|Posted on Tuesday, January 08, 2008 - 06:04 am: |
Name a last man on earth story or movie and invariably it's really enthralling up to point where the other humans enter. While I'm thinking I Am Legend (see Winter Movies thread) I'm remembering The Quiet Earth, Omega Man, The World, The Flesh and the Devil and a whole bunch of others whose names escape me (Hey, it's morning and I haven't had breakfast yet). But my experience has been the same. Something about seeing someone alone in the world and surviving or not is utterly engaging and the moment the others show up it becomes ordinary. And why is it never the last woman on earth, incidentally?
Even Earth Abides has that quality. It's most interesting when Ish is wandering the country looking for survivors, although, because the novel avoids the standard cliches it almost breaks the mold.
Now here's a second part to this thought. Anyone read The Purple Cloud? Very Victorian but still the first third is beautifully written and interesting where the hero is alone in the dead world. The ending is sooo bad where of course he meets the girl. But the second third of the novel begins to become boring and the reason is that he's still the last man on earth and frankly not interesting anymore. So is there a time limit? Is the concept interesting only if it's really like an extended vacation, a camping trip?

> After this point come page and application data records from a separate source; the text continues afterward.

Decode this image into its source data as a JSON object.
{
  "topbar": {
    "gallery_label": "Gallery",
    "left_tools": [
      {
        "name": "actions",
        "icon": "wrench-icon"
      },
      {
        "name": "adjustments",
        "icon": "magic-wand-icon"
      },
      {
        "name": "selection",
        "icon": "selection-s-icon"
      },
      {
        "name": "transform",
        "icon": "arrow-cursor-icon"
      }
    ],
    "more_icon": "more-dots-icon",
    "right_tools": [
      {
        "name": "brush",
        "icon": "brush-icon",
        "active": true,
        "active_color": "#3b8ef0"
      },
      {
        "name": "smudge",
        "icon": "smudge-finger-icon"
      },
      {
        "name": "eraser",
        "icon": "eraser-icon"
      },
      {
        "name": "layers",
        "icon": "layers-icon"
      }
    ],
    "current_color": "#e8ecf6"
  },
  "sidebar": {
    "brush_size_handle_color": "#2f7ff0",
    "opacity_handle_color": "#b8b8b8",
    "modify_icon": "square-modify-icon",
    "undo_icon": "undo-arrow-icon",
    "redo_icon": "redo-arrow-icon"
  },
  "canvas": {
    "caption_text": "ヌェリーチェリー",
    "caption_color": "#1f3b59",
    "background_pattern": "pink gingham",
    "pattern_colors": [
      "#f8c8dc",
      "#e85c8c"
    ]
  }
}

|Posted on Tuesday, January 08, 2008 - 08:34 pm: |
Empty World by John Christopher.
Anyone remember it?
|Posted on Wednesday, January 09, 2008 - 03:27 pm: |
BTW, THE WORLD, THE FLESH AND THE DEVIL is a (very loose) adaptation of THE PURPLE CLOUD.
|Posted on Wednesday, January 09, 2008 - 06:16 pm: |
Until now, I have always been in awe of Harlan Ellison's "I Have No Mouth and I Must Scream." However, thanks to insights gleamed from this very thread, I can see that "I have No Mouth and I Must Scream" ended when it was just getting good, when there was at last just one man left on Earth. "I Have No Mouth and I Must Scream." What kind of conflict is contained in that sentence? Yet rather than exploring that conflict, the story just ends when there's important questions left to be answered. For example, if you're the last man in the world and you scream in a forest yet no one hears, do you really scream? If you really have to scream and you have no mouth, might there not be other ways to expresses your feelings? Might their not even be other orifices -- I'm thinking nose here -- that might be put to effective use in a backup situation?